Consequences of phosphate imbalance

Annu Rev Nutr. 1988;8:121-48. doi: 10.1146/


Phosphorus is the sixth most abundant element in the body after oxygen, hydrogen, carbon, nitrogen, and calcium. It comprises about 1% of the total body weight of humans. Eighty-five percent of it is stored in the bone in the form of hydroxyapatite crystal; 14% is in the soft tissues in the form of energy-storing bonds with nucleotides (ATP, GTP), nucleic acids in chromosomes and ribosomes, 2,3-DPG in the red blood cells, and phospholipids in the cells' membranes. Less than 1% is in the extracellular fluids. Phosphate balance is maintained by multiple systems. The gut is responsible for the absorption of two thirds of the 4-30 mg/kg/day of phosphate intake. Absorption sites are all along the gut; in humans the most active site is the jejunum. The kidney filters 90% of the plasma phosphate and reabsorbs it in the tubuli. In states of hypophosphatemia the kidney can reabsorb the filtered phosphates very efficiently, reducing the amount excreted in the urine virtually to zero. The healthy kidney can excrete high loads of phosphate and rid the body of phosphate overload. Through the vitamin D-PTH axis the endocrine system regulates the phosphate balance by influencing the kidney, gut, and bone. Other hormones, including thyroid, insulin, glucagon, glucocorticosteroid, and thyrocalcitonin, play a lesser role in regulation of phosphate metabolism.

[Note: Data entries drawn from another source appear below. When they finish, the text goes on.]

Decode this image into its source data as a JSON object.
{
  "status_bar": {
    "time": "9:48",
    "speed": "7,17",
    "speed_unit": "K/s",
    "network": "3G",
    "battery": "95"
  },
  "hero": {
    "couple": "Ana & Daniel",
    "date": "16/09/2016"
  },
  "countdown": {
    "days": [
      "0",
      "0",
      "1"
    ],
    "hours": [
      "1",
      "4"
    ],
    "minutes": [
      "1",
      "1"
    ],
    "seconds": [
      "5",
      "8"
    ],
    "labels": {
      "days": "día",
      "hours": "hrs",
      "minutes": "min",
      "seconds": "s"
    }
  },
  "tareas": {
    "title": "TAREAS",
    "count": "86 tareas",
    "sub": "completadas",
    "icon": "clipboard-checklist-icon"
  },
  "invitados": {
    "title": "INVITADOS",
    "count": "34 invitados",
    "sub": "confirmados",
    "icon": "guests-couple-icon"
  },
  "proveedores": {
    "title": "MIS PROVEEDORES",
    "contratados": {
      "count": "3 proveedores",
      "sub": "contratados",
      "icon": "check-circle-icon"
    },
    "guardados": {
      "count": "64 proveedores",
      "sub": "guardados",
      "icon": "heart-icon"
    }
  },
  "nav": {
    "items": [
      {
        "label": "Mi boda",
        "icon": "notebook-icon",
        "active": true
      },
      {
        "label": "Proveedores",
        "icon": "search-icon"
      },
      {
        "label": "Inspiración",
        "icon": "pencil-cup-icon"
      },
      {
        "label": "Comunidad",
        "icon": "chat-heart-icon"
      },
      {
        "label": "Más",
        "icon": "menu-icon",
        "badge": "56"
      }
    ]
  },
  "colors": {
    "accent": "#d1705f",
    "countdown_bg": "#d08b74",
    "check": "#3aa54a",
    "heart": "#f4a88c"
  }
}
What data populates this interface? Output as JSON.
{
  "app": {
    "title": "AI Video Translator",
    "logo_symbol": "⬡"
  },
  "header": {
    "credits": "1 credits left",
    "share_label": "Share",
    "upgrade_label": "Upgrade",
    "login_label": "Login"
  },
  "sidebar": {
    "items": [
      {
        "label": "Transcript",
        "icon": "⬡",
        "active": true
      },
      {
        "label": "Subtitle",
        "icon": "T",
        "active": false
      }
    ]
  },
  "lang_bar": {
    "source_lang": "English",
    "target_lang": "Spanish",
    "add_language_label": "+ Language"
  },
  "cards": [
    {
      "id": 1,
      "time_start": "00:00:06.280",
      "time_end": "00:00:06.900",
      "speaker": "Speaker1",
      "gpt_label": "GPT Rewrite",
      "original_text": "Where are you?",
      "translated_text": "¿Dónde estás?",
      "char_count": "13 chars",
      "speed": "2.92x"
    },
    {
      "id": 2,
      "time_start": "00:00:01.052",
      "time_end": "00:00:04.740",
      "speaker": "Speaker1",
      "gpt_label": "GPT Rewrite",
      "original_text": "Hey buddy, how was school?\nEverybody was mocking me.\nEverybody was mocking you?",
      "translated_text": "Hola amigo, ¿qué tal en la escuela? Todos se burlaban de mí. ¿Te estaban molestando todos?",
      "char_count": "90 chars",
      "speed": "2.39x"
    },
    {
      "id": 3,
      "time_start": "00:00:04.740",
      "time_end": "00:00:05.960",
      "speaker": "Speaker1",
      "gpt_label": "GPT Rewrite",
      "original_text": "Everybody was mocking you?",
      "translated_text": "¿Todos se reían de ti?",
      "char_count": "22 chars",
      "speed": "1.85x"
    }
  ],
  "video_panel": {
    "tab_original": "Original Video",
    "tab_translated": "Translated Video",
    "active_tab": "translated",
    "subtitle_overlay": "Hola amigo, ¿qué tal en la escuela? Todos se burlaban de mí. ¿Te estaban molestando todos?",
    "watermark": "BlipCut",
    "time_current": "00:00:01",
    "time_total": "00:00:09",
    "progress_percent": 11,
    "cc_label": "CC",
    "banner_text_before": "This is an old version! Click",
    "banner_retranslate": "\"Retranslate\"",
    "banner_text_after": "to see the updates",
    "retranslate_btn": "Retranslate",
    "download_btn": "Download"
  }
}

Because of the complex control of phosphate homeostasis, various clinical conditions may lead to hypophosphatemia. These include nutritional repletion, gastrointestinal malabsorption, use of phosphate binders, starvation, diabetes mellitus, and increased urinary losses due to tubular dysfunction. The clinical picture of phosphate depletion is manifested in different organs and is due mainly to the fall in intracellular levels of ATP and decreased availability of oxygen to the tissues, secondary to 2,3-DPG depletion. The various manifestations of phosphate depletion are listed in Table 2. The treatment of hypophosphatemia consists of administering enteral or parenteral phosphate salts. An important aspect of dealing with the potentially serious effects of phosphate depletion is to prevent the depletion from happening in the first place. Hyperphosphatemia can occur in renal failure, hemolysis, tumor lysis syndrome, and rhabdomyolysis. The treatment of hyperphosphatemia usually consists of fluid administration (in the absence of kidney failure). In chronic hyperphosphatemia, phosphate binders such as aluminum and magnesium salts can reduce the phosphate load. The use of these phosphate binders is limited by their potential side effects.

Publication types

  • Review

MeSH terms

  • Female
  • Humans
  • Male
  • Phosphates / blood
  • Phosphates / metabolism*
  • Phosphates / physiology


  • Phosphates